On 15 September, new guidance was published on the conduct of hearings which confirms that remote hearings are here to stay, at least for shorter hearings. The new guidance confirms that, although the mode of hearing is ultimately a judicial decision, for all hearings under half a day, the default position is that the hearing should take place remotely. The Court will consider a live hearing only if there is a particular reason why it would be more appropriate. The guidance includes some examples of such cases—including the Chancery Division’s Applications Court, and the Commercial Court’s and TCC’s Friday applications lists.
Where a hearing is scheduled for more than half a day, it will be for a judge to determine whether the hearing should proceed remotely, or in-person. Parties will be asked by the Listing Office for their preferences for hearing arrangements.
The new guidance also notes that remote and hybrid hearings may also cover “a full menu of options”.

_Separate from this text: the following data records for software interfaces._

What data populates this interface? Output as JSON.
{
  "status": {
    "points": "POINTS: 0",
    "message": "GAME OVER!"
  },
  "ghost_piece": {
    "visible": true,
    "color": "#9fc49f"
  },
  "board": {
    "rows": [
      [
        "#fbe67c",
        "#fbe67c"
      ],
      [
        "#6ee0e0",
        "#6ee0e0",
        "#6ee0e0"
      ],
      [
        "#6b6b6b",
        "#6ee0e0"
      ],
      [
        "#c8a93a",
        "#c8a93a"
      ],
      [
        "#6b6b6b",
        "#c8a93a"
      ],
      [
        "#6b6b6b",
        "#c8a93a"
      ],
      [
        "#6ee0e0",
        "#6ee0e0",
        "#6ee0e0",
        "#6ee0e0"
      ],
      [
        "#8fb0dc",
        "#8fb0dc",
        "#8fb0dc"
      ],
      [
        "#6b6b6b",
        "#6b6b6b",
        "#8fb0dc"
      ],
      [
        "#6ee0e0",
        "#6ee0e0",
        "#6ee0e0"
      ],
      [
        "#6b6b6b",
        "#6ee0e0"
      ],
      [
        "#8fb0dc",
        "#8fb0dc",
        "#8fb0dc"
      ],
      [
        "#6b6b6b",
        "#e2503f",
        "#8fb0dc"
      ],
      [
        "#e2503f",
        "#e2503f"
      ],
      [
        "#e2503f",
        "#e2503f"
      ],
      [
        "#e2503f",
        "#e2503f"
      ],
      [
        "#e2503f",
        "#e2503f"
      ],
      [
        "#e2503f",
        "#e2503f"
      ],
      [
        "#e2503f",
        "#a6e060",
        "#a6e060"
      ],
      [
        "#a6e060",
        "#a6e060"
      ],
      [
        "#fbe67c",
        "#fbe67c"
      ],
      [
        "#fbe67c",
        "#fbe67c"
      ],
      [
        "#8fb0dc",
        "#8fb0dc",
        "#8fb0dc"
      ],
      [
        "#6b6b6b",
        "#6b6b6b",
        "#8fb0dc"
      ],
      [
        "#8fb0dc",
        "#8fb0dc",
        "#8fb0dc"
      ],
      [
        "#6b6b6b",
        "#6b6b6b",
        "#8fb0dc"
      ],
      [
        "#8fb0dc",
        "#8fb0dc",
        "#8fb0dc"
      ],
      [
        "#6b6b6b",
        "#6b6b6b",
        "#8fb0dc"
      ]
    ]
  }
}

This development is a clear sign from the Courts that the conduct of hearings has significantly changed, beyond the constraints made necessary by the COVID-19 pandemic. From the perspective of many parties, remote hearings make sense; they save clients time in travelling to and attending Court in person for procedural matters, and allow parties outside of the United Kingdom to watch proceedings that they might otherwise have missed out on attending. We have previously written about the various issues that can arise from conducting virtual or hybrid hearings, and our experiences in running virtual proceedings.
The full guidance can be found on the UK Judiciary website, here.